The idea for Baby Havens was born out of my terror of leaving home with an infant. When little O was tiny last year, I worried about going out for more than an hour, knowing he would need to be fed, changed, soothed and fed again in short order. I wanted to be able to get out and run errands and participate in public life, but didn't want to sacrifice my child's comfort and safety to do so. I wanted to find clean, quiet, comfortable, dignified spaces to retreat and tend to O's needs and my own while away from home. But I didn't know where they were.
One day when O was about four months old, we went to exchange something a friend had bought us at the Real Baby store in Denver (about a 30 minute drive from home). I got caught up in browsing all of the cute clothes and toys at the store, and O started crying uncontrollably. I didn't know what to do - I was trying to pay for the things I had chosen while soothing O and figuring out what had upset him. The store's owner, John Horan, kindly pointed me toward the women's restroom and told me to take my time.
In the restroom, I found a chair and a clean, soft changing pad next to a sink - two basic essentials I realized everyone with a crying infant needs. It turned out that O had a big BM and needed a serious cleanup, and I needed the space to change him, wash up, then sit and soothe him and compose myself for a little while in private. It was an incredibly stressful time for me, but the simple fact of this room made it easier.

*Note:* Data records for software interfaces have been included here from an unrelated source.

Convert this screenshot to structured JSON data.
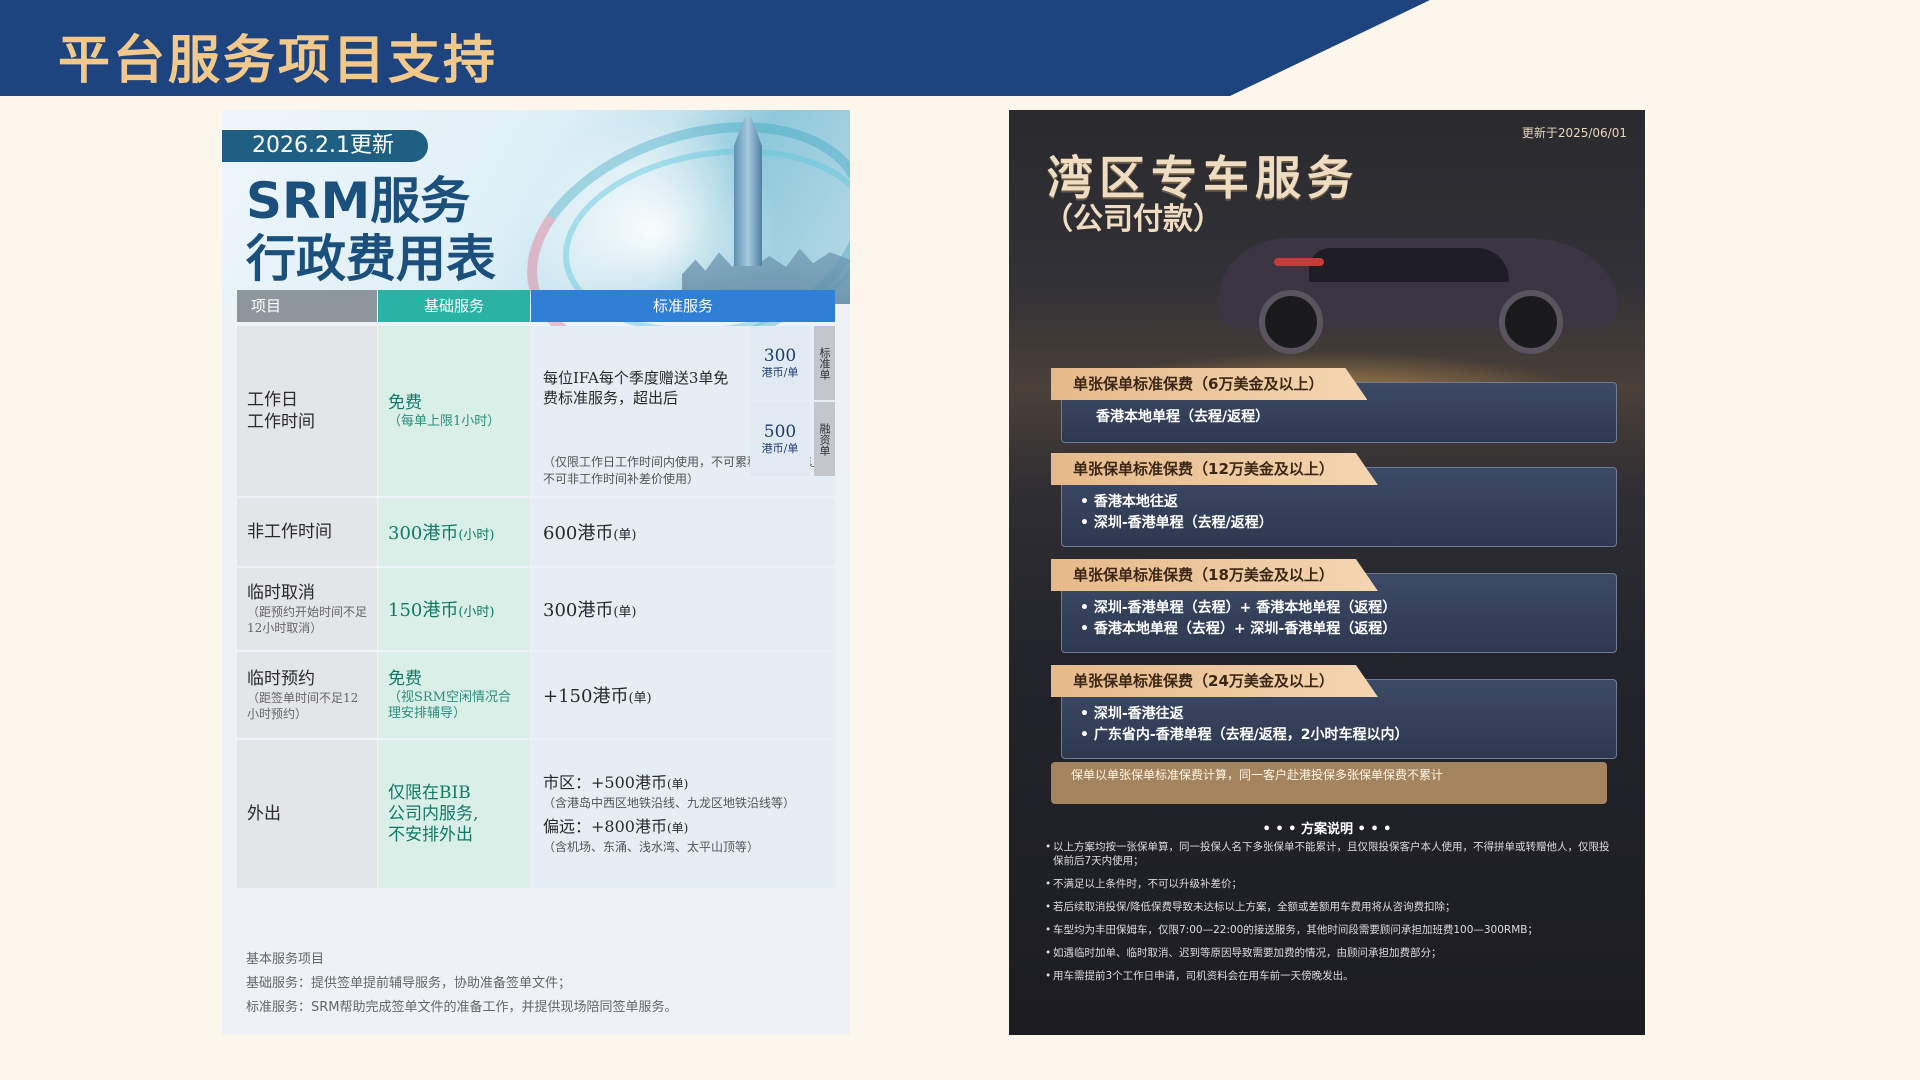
{
  "page_title": "平台服务项目支持",
  "srm": {
    "update_badge": "2026.2.1更新",
    "title_line1": "SRM服务",
    "title_line2": "行政费用表",
    "headers": {
      "item": "项目",
      "basic": "基础服务",
      "standard": "标准服务"
    },
    "rows": {
      "workday": {
        "label_line1": "工作日",
        "label_line2": "工作时间",
        "basic_main": "免费",
        "basic_sub": "（每单上限1小时）",
        "standard_desc": "每位IFA每个季度赠送3单免费标准服务，超出后",
        "price1": {
          "amount": "300",
          "unit": "港币/单",
          "tag": "标准单"
        },
        "price2": {
          "amount": "500",
          "unit": "港币/单",
          "tag": "融资单"
        },
        "standard_note": "（仅限工作日工作时间内使用，不可累积，不可转让，不可非工作时间补差价使用）"
      },
      "offhours": {
        "label": "非工作时间",
        "basic_value": "300港币",
        "basic_unit": "(小时)",
        "standard_value": "600港币",
        "standard_unit": "(单)"
      },
      "cancel": {
        "label": "临时取消",
        "label_sub": "（距预约开始时间不足12小时取消）",
        "basic_value": "150港币",
        "basic_unit": "(小时)",
        "standard_value": "300港币",
        "standard_unit": "(单)"
      },
      "booking": {
        "label": "临时预约",
        "label_sub": "（距签单时间不足12小时预约）",
        "basic_main": "免费",
        "basic_sub": "（视SRM空闲情况合理安排辅导）",
        "standard_value": "+150港币",
        "standard_unit": "(单)"
      },
      "outing": {
        "label": "外出",
        "basic_line1": "仅限在BIB",
        "basic_line2": "公司内服务,",
        "basic_line3": "不安排外出",
        "urban_value": "市区：+500港币",
        "urban_unit": "(单)",
        "urban_note": "（含港岛中西区地铁沿线、九龙区地铁沿线等）",
        "remote_value": "偏远：+800港币",
        "remote_unit": "(单)",
        "remote_note": "（含机场、东涌、浅水湾、太平山顶等）"
      }
    },
    "notes": {
      "heading": "基本服务项目",
      "basic": "基础服务：提供签单提前辅导服务，协助准备签单文件；",
      "standard": "标准服务：SRM帮助完成签单文件的准备工作，并提供现场陪同签单服务。"
    }
  },
  "car": {
    "updated": "更新于2025/06/01",
    "title": "湾区专车服务",
    "subtitle": "（公司付款）",
    "plans": [
      {
        "tag": "单张保单标准保费（6万美金及以上）",
        "lines": [
          "香港本地单程（去程/返程）"
        ]
      },
      {
        "tag": "单张保单标准保费（12万美金及以上）",
        "lines": [
          "• 香港本地往返",
          "• 深圳-香港单程（去程/返程）"
        ]
      },
      {
        "tag": "单张保单标准保费（18万美金及以上）",
        "lines": [
          "• 深圳-香港单程（去程）+ 香港本地单程（返程）",
          "• 香港本地单程（去程）+ 深圳-香港单程（返程）"
        ]
      },
      {
        "tag": "单张保单标准保费（24万美金及以上）",
        "lines": [
          "• 深圳-香港往返",
          "• 广东省内-香港单程（去程/返程，2小时车程以内）"
        ]
      }
    ],
    "note": "保单以单张保单标准保费计算，同一客户赴港投保多张保单保费不累计",
    "explain_title": "• • •  方案说明  • • •",
    "explain_items": [
      "以上方案均按一张保单算，同一投保人名下多张保单不能累计，且仅限投保客户本人使用，不得拼单或转赠他人，仅限投保前后7天内使用；",
      "不满足以上条件时，不可以升级补差价；",
      "若后续取消投保/降低保费导致未达标以上方案，全额或差额用车费用将从咨询费扣除；",
      "车型均为丰田保姆车，仅限7:00—22:00的接送服务，其他时间段需要顾问承担加班费100—300RMB；",
      "如遇临时加单、临时取消、迟到等原因导致需要加费的情况，由顾问承担加费部分；",
      "用车需提前3个工作日申请，司机资料会在用车前一天傍晚发出。"
    ]
  }
}
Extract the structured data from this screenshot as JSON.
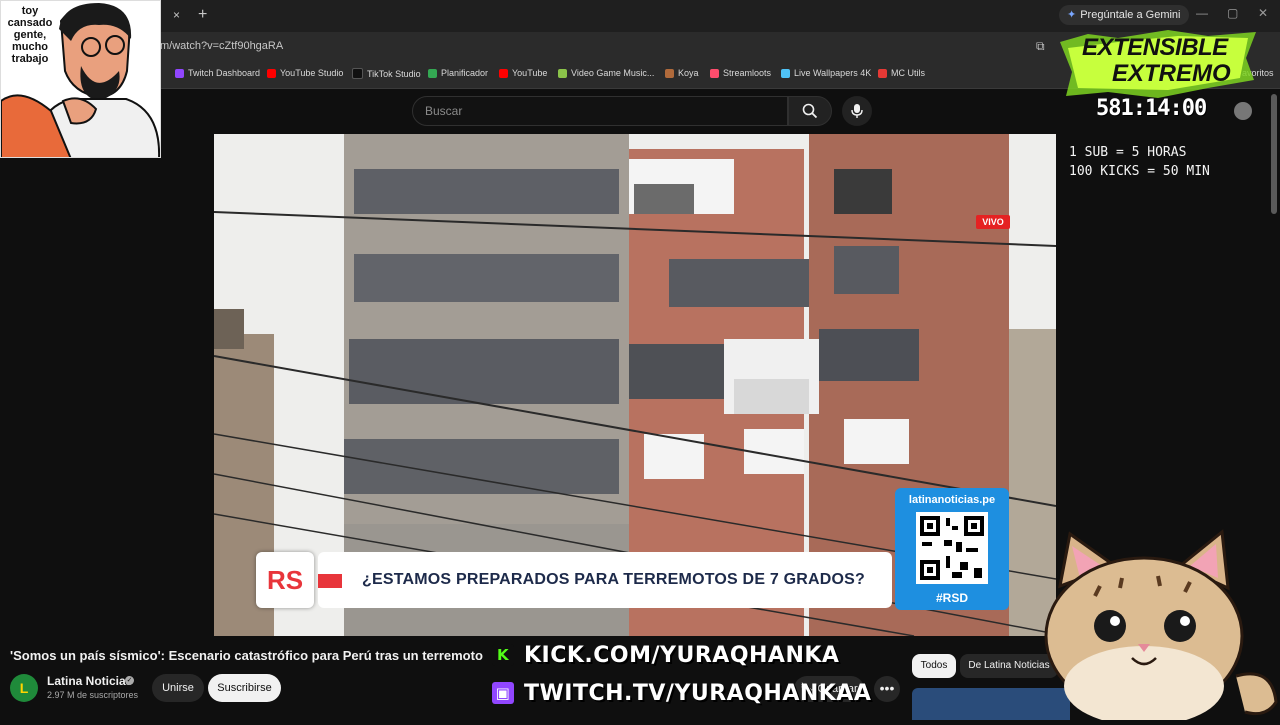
{
  "browser": {
    "tab_close": "×",
    "new_tab": "+",
    "gemini_button": "Pregúntale a Gemini",
    "url": "m/watch?v=cZtf90hgaRA",
    "bookmarks": [
      {
        "label": "Twitch Dashboard",
        "color": "#9146ff"
      },
      {
        "label": "YouTube Studio",
        "color": "#ff0000"
      },
      {
        "label": "TikTok Studio",
        "color": "#111111"
      },
      {
        "label": "Planificador",
        "color": "#34a853"
      },
      {
        "label": "YouTube",
        "color": "#ff0000"
      },
      {
        "label": "Video Game Music...",
        "color": "#8bc34a"
      },
      {
        "label": "Koya",
        "color": "#b06a3b"
      },
      {
        "label": "Streamloots",
        "color": "#ff4d6d"
      },
      {
        "label": "Live Wallpapers 4K",
        "color": "#4fc3f7"
      },
      {
        "label": "MC Utils",
        "color": "#e53935"
      }
    ],
    "favorites_tail": "avoritos"
  },
  "youtube": {
    "search_placeholder": "Buscar",
    "live_badge": "VIVO",
    "lower_third_headline": "¿ESTAMOS PREPARADOS PARA TERREMOTOS DE 7 GRADOS?",
    "lower_third_logo": "RS",
    "qr_url": "latinanoticias.pe",
    "qr_tag": "#RSD",
    "video_title": "'Somos un país sísmico': Escenario catastrófico para Perú tras un terremoto",
    "channel": {
      "avatar_letter": "L",
      "name": "Latina Noticias",
      "subscribers": "2.97 M de suscriptores"
    },
    "join_button": "Unirse",
    "subscribe_button": "Suscribirse",
    "save_button": "Guardar",
    "more_button": "•••",
    "chips": [
      "Todos",
      "De Latina Noticias"
    ]
  },
  "overlay": {
    "webcam_caption": "toy cansado gente, mucho trabajo",
    "brand_line1": "EXTENSIBLE",
    "brand_line2": "EXTREMO",
    "countdown": "581:14:00",
    "rule1": "1 SUB = 5 HORAS",
    "rule2": "100 KICKS = 50 MIN",
    "kick_handle": "KICK.COM/YURAQHANKA",
    "twitch_handle": "TWITCH.TV/YURAQHANKAA"
  },
  "colors": {
    "kick": "#53fc18",
    "twitch": "#9146ff",
    "live": "#e52222",
    "brand": "#b5ff2a"
  }
}
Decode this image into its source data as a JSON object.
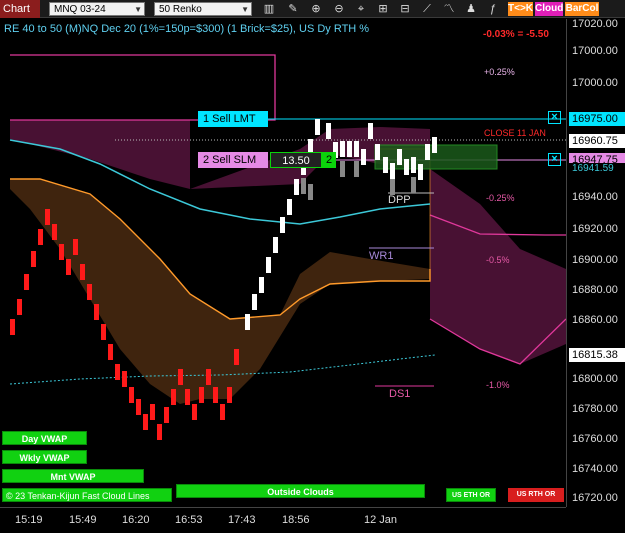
{
  "toolbar": {
    "chart_tab": "Chart",
    "instrument": "MNQ 03-24",
    "bar_type": "50 Renko",
    "btn_tk": "T<>K",
    "btn_cloud": "Cloud",
    "btn_barcol": "BarCol"
  },
  "header": {
    "title": "RE 40 to 50 (M)NQ Dec 20 (1%=150p=$300) (1 Brick=$25), US Dy RTH %",
    "change": "-0.03% = -5.50"
  },
  "orders": {
    "sell_lmt": "1 Sell LMT",
    "sell_slm": "2 Sell SLM",
    "slm_price": "13.50",
    "slm_qty": "2",
    "lmt_close": "×",
    "slm_close": "×"
  },
  "levels": {
    "close_label": "CLOSE 11 JAN",
    "dpp": "DPP",
    "wr1": "WR1",
    "ds1": "DS1",
    "pct_p025": "+0.25%",
    "pct_m025": "-0.25%",
    "pct_m05": "-0.5%",
    "pct_m1": "-1.0%"
  },
  "buttons": {
    "day_vwap": "Day VWAP",
    "wkly_vwap": "Wkly VWAP",
    "mnt_vwap": "Mnt VWAP",
    "tenkan": "© 23 Tenkan-Kijun Fast Cloud Lines",
    "outside_clouds": "Outside Clouds",
    "us_eth_or": "US ETH OR",
    "us_rth_or": "US RTH OR"
  },
  "price_axis": {
    "ticks": [
      "17020.00",
      "17000.00",
      "16980.00",
      "16960.00",
      "16940.00",
      "16920.00",
      "16900.00",
      "16880.00",
      "16860.00",
      "16840.00",
      "16820.00",
      "16800.00",
      "16780.00",
      "16760.00",
      "16740.00",
      "16720.00"
    ],
    "tag_lmt": "16975.00",
    "tag_last": "16960.75",
    "tag_slm": "16947.75",
    "tag_low": "16941.59",
    "tag_vwap": "16815.38"
  },
  "time_axis": [
    "15:19",
    "15:49",
    "16:20",
    "16:53",
    "17:43",
    "18:56",
    "12 Jan"
  ],
  "colors": {
    "up_brick": "#ffffff",
    "down_brick": "#ff1a1a",
    "sell_lmt": "#00e5ff",
    "sell_slm": "#e58ae5",
    "cloud_magenta": "#e0389b",
    "cloud_orange": "#ff9a2a",
    "cyan_line": "#3cc8d8",
    "button_green": "#11d111"
  }
}
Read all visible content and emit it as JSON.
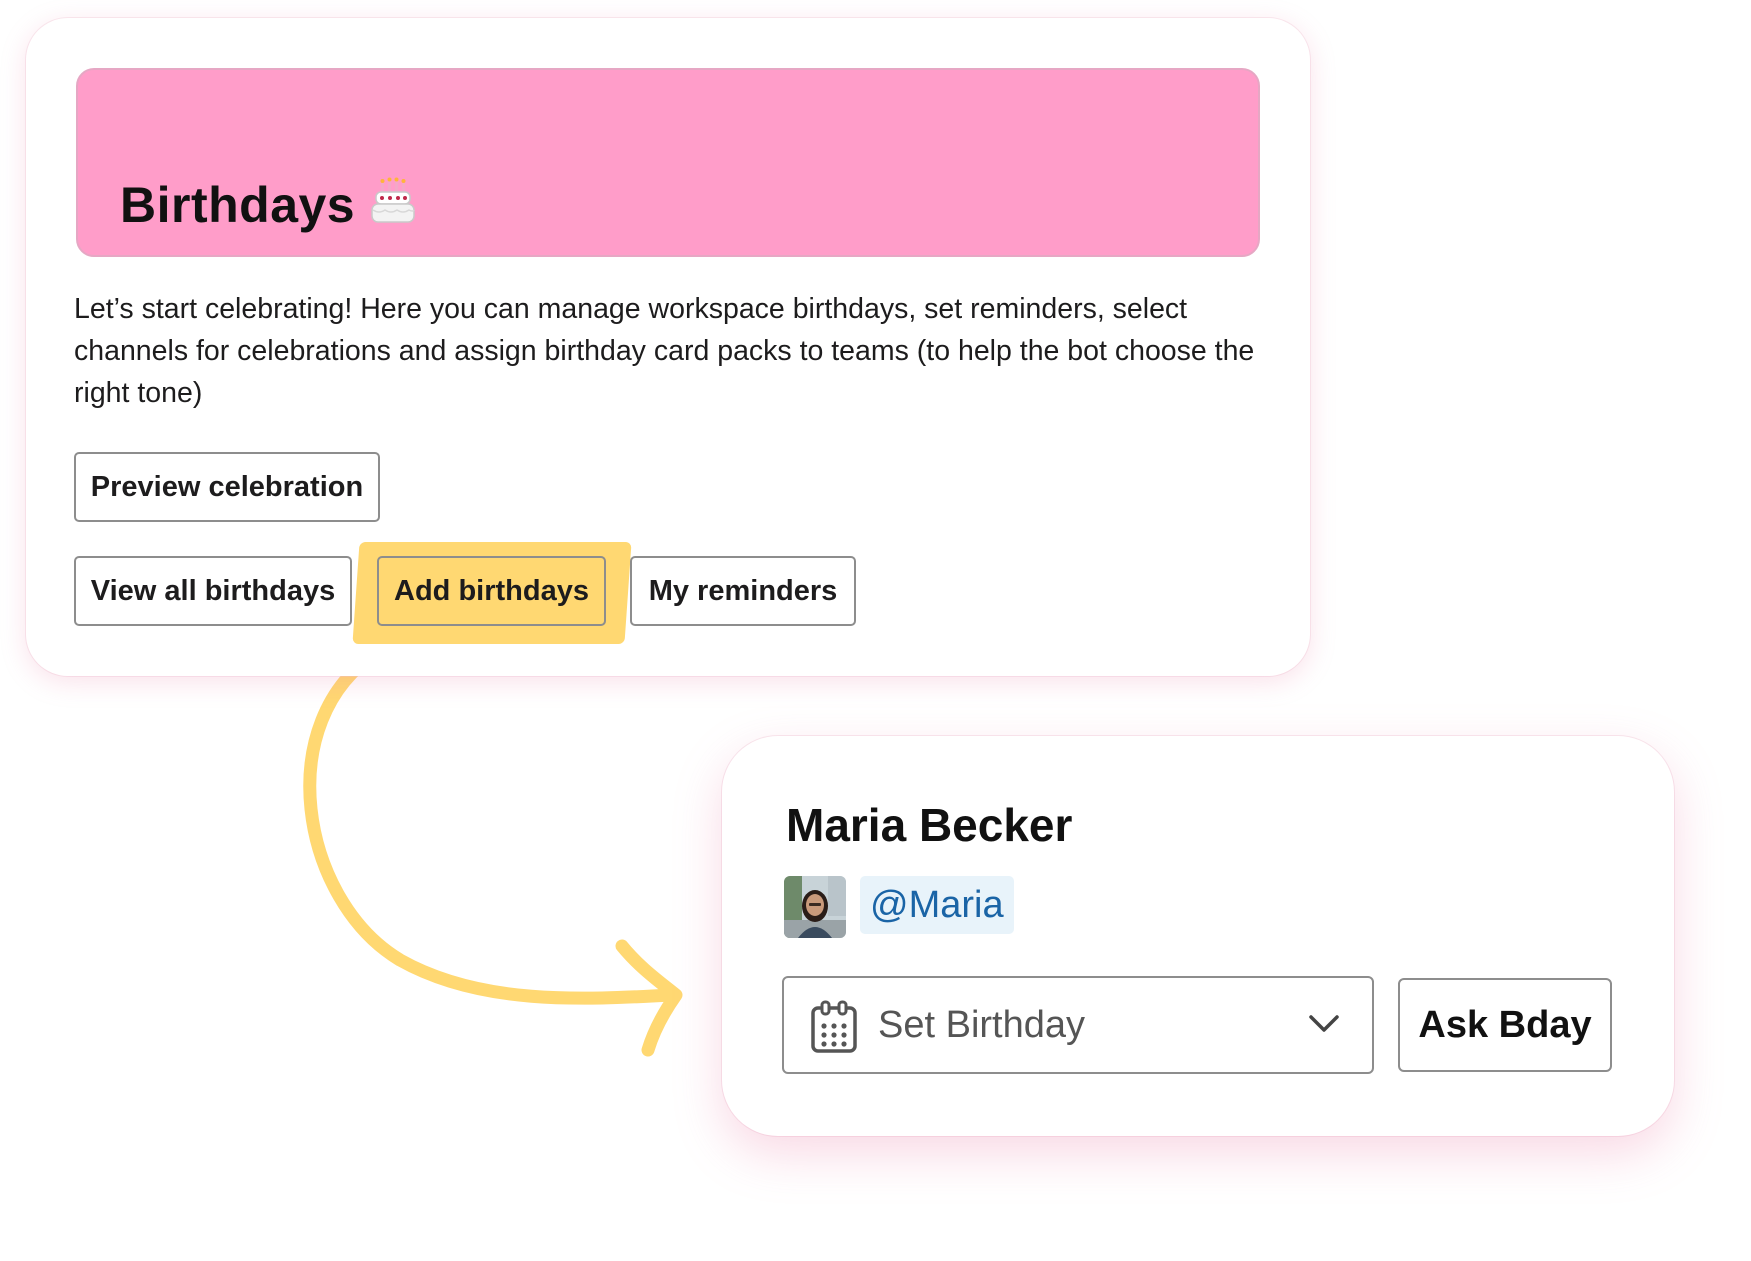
{
  "birthdays_card": {
    "title": "Birthdays",
    "title_icon": "birthday-cake-icon",
    "banner_color": "#ff9dc9",
    "intro": "Let’s start celebrating! Here you can manage workspace birthdays, set reminders, select channels for celebrations and assign birthday card packs to teams (to help the bot choose the right tone)",
    "buttons": {
      "preview": "Preview celebration",
      "view_all": "View all birthdays",
      "add": "Add birthdays",
      "reminders": "My reminders"
    },
    "highlight_color": "#ffd872"
  },
  "user_card": {
    "name": "Maria Becker",
    "avatar": "user-avatar-photo",
    "mention": "@Maria",
    "select": {
      "icon": "calendar-icon",
      "label": "Set Birthday",
      "chevron": "chevron-down-icon"
    },
    "ask_button": "Ask Bday"
  },
  "colors": {
    "accent_yellow": "#ffd872",
    "banner_pink": "#ff9dc9",
    "mention_blue": "#1a64a6",
    "mention_bg": "#e8f3fa"
  }
}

We found exactly two other such "baby havens" on our outings while O was still nursing. One was the lactation room at Whole Foods Market on Pearl Street in Boulder.
I liked this room even more than the one at Real Baby, because it features comfortable glider armchairs, a table on which to set one's drink or bag, a changing table integrated with the sink and trashcan, and it is detached from the women's restroom, so one never needs to feel rushed while using it. The lactation room is separated from the hallway to the women's room by a curtain, so it feels private.
The other "baby haven" we discovered was the lactation room at Buy Buy Baby in Westminster - a store I frequented for things like wipes and bottles and teething rings, much more often than I'd ever have anticipated. The lactation room features a glider rocker with ottoman and a changing table with disposable pads, but no sink. Because this store is a 30-minute drive from home, I would typically retreat to it for a quick feed and change before the drive home.
There are many ways to create a true Baby Haven, but the quick and easy approach that Real Baby took - simply adding a chair, a changing table with cleanup supplies and a diaper caddy to an existing restroom - is the most replicable model. Any business owner can commit to adding these few features to their women's restroom - and, ideally, to their men's room, too. Baby Havens should be accessible to moms and dads equally, so a baby's care can be distributed among family members, thereby easing the stress of any one parent trying to do it all.
Check out the videos in the "Projects" section of this site for more insights into what makes a place a Baby Haven and why we need more of them!